Tuesday, April 19
Parliament passed on April 15 with its first reading bill on corporate income tax reform, known as the Estonian model.
According to the bill, corporate income tax (a regular rate is 15%) will only apply to distributed profit; undistributed profits, reinvested or retained, will not be subject to income taxation starting from January 2017.
However, unlike other businesses, the rule will apply to banks, insurance companies, microfinance institutions and pawnbroking businesses starting from 2019.
The 2016 state budget targets revenues from corporate income tax at GEL 980 million, accounting for more than 11% of budget expenditures and 12.3% of total tax revenues of GEL 7.98 billion planned for this year.
Deputy Finance Minister Lasha Khutsishvili told lawmakers that according to government’s estimation state confers will receive GEL 600 million less in corporate tax revenues next year when the reform goes into force and there will be GEL 300-400 million less in 2018.
“On the third and fourth year of the reform, this loss is expected to be fully compensated at the expense of economic growth,” which this reform should stimulate, he added.
The Government’s initial draft envisaged enacting the new rule from July 2016, but decided to delay it until 2017 citing the request of some business lobby groups, which said that applying of the reform in the middle of the tax year would be “quite problematic for implementation.”
According to the bill, a calendar year, which is now the tax period for corporate income tax, will be replaced by a month.
In other amendments to the tax code, only the Finance Ministry’s Revenue Service will remain authorized to carry out tax inspections; the Finance Ministry’s Investigative Service, or financial police as it is known informally, as well as other law enforcement agencies will no longer have these powers.

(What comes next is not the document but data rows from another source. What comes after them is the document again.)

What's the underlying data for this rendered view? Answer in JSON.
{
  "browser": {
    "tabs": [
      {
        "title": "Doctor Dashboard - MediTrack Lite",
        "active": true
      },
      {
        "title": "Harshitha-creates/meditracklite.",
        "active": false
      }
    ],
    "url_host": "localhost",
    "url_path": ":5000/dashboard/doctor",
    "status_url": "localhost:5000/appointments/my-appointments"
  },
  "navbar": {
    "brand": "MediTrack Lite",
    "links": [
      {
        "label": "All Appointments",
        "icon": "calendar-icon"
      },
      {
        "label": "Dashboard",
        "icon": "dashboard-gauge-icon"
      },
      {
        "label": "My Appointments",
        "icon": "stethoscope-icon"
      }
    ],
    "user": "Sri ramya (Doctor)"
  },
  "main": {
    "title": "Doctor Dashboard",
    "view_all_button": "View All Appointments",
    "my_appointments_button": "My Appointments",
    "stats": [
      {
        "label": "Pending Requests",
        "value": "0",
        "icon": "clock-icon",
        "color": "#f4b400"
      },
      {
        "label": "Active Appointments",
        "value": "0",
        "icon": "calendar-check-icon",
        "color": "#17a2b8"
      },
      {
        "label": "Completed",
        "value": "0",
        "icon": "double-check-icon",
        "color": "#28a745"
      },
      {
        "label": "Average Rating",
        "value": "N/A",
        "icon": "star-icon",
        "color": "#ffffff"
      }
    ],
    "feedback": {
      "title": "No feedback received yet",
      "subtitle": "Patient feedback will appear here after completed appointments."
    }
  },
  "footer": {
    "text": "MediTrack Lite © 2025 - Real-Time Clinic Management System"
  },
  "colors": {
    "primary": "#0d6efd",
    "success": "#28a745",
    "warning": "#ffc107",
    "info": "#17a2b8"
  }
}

Existing legislation allows the relevant authorities to order the freezing of bank accounts of business entities in the case of tax disputes. The Revenue Service will retain this power, but a decision on freezing bank accounts will require authorization from the court within 48 hours. If the request is declined or if the court fails to consider the request within 48 hours, the freeze on bank accounts should be removed, according to the bill.